Topics for Substance Abuse Groups

Substance abuse affects over 3 million people in the United States and can lead to a myriad of problems. Consequences of substance abuse and addiction include problems in major life areas, such as work, family and school as well as health and mental health issues. Group therapy is the most widely used and recommended treatment for people with substance abuse problems. There are many types of therapy groups, but most cover a few fundamental topics.


Psychoeducation is an important topic for people in recovery from substance abuse and addiction. The goal is to educate participants and their families about the biological effects of addiction, including how the body becomes addicted to a specific drug, what the biological consequences of short and long-term use might be. These groups also look at topics of withdrawal, detoxification and long-term physiological effects of being clean or sober. Psychoeducational topics also include mental health issues related to substance abuse. This is important because some people use alcohol or drugs as a way to treat an underlying mental health issue, while others experience mental health issues related to drug abuse.

Coping Skills

These topics often are discussed in terms of relapse prevention and include skills and coping methods for recovery 1. Participants learn about what relapse means, what high-risk situations or triggers are for relapse and how to recognize and anticipate these triggers. Topics may include the 12 steps or traditions used by Alcoholics and Narcotics Anonymous and the process of completing these steps. Discussion may also revolve around stages of change, how to talk to loved ones about addiction and recovery, and what it means to be in recovery from substance addiction.


Open processing groups may take the form of self-help or 12-step groups, such as Alcoholics Anonymous or psychotherapy groups.
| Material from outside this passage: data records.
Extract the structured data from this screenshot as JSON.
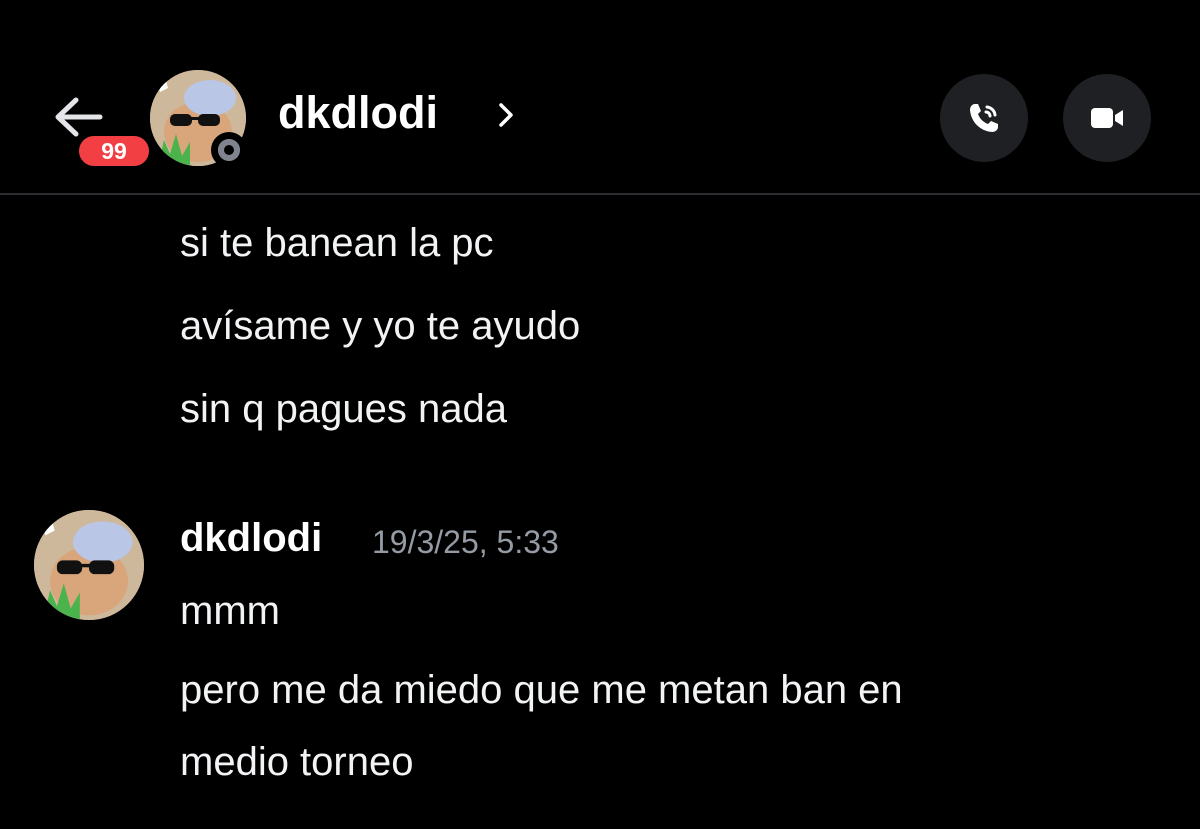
{
  "header": {
    "unread_count": "99",
    "channel_name": "dkdlodi",
    "chevron_glyph": "›",
    "status": "offline",
    "call_icon": "phone-icon",
    "video_icon": "video-camera-icon"
  },
  "messages": {
    "group1": {
      "lines": [
        "si te banean la pc",
        "avísame y yo te ayudo",
        "sin q pagues nada"
      ]
    },
    "group2": {
      "author": "dkdlodi",
      "timestamp": "19/3/25, 5:33",
      "lines": [
        "mmm",
        "pero me da miedo que me metan ban en",
        "medio torneo"
      ]
    }
  },
  "colors": {
    "background": "#000000",
    "badge": "#f23f43",
    "button_bg": "#1f2023",
    "text": "#f2f3f5",
    "muted": "#949ba4"
  }
}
A processing group can either be client-run, as in AA or facilitated by a counselor. These groups may have a broad topic, such as family or work issues related to recovery, but the point of the group is for participants to supply support and encouragement to each other. In this way, group participants can “normalize” others' experiences, helping each other to feel less isolated in their problems.